## Data provided
● ● ● ● ● ● ●

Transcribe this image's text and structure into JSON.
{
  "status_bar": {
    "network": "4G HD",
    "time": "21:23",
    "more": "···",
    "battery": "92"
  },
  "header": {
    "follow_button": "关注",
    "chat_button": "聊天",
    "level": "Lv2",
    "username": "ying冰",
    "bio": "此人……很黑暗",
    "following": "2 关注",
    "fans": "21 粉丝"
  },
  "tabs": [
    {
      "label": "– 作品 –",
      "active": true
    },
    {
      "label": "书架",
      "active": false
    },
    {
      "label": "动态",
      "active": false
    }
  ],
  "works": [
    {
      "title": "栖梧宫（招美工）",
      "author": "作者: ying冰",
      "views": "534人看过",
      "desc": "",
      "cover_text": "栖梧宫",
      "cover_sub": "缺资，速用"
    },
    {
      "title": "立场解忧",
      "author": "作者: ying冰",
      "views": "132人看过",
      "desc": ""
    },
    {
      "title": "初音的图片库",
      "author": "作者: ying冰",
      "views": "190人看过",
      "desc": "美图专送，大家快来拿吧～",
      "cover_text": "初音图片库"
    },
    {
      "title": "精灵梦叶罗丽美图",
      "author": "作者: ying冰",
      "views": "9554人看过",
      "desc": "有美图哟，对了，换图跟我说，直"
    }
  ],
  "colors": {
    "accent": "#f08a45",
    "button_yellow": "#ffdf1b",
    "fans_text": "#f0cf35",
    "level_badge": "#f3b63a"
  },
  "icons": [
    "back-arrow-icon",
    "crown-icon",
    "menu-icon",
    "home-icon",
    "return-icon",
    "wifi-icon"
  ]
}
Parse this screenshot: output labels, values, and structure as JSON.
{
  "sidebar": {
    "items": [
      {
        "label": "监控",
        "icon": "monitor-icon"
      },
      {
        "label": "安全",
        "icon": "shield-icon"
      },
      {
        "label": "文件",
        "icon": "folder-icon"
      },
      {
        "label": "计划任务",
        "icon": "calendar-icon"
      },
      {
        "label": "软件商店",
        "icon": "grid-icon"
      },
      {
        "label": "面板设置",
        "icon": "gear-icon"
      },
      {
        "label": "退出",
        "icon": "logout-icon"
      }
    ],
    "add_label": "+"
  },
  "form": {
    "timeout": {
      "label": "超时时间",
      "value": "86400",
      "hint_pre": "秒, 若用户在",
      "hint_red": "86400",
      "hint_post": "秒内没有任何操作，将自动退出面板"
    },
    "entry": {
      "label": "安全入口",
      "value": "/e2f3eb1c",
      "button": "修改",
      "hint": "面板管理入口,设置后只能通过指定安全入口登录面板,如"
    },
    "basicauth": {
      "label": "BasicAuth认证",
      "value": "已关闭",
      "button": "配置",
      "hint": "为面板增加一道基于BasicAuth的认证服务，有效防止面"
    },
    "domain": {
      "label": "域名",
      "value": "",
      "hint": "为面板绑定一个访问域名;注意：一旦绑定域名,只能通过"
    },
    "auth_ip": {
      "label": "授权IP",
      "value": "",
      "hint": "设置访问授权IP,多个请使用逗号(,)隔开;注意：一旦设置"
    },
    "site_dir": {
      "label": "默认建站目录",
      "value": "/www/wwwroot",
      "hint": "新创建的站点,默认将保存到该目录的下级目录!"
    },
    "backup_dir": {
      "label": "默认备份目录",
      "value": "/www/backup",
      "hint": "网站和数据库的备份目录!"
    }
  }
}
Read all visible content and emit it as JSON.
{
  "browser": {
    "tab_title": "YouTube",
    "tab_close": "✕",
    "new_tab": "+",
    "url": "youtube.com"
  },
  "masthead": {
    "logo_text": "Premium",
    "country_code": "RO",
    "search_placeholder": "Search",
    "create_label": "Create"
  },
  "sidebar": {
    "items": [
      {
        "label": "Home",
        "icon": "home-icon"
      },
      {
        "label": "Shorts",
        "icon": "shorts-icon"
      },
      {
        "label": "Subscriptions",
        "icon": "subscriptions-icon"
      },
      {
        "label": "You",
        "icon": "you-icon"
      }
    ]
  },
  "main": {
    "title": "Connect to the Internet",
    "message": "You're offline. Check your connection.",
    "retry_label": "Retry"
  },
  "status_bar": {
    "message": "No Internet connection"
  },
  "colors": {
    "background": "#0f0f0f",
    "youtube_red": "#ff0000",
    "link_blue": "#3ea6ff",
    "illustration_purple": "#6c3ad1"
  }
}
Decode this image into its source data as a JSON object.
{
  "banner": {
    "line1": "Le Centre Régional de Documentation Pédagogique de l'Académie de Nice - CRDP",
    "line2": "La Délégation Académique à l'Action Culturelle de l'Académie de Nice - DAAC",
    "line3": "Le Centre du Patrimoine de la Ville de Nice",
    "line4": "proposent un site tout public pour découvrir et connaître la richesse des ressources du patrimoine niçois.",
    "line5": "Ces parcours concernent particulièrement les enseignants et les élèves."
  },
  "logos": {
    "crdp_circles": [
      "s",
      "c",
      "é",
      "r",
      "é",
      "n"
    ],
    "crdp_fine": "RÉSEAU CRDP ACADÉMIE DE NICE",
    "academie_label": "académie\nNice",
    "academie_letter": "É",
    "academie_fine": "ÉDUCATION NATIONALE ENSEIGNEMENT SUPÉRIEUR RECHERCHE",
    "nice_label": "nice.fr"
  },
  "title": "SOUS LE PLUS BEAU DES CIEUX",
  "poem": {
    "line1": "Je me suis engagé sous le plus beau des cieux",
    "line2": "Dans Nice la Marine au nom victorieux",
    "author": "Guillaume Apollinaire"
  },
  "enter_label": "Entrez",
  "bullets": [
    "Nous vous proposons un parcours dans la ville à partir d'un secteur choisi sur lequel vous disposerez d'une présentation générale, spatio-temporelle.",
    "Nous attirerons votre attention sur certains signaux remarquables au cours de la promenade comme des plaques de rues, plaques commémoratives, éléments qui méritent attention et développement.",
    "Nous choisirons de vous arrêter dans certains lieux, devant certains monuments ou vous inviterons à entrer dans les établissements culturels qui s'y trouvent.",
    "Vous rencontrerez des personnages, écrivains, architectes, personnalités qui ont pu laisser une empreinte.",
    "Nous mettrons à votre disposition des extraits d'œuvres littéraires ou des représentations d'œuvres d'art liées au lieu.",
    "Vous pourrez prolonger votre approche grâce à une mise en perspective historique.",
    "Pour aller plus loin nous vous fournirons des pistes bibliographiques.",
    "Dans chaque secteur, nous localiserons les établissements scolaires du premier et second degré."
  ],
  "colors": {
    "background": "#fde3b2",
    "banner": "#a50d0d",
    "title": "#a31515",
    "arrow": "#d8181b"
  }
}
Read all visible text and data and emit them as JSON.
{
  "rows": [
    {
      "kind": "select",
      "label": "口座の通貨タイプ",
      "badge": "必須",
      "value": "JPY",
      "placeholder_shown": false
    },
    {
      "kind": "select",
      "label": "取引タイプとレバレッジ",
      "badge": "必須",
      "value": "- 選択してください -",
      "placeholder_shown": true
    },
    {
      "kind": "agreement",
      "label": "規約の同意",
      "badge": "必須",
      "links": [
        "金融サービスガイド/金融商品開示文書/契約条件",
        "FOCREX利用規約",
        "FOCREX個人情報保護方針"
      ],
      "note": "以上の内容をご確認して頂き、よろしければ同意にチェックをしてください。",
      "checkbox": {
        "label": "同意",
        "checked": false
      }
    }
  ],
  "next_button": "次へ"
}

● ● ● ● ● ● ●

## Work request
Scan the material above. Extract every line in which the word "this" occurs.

## Task solution
Transcribe this image's text and structure into JSON.
Parse this screenshot: output labels, values, and structure as JSON.
Decode this image into its source data as a JSON object.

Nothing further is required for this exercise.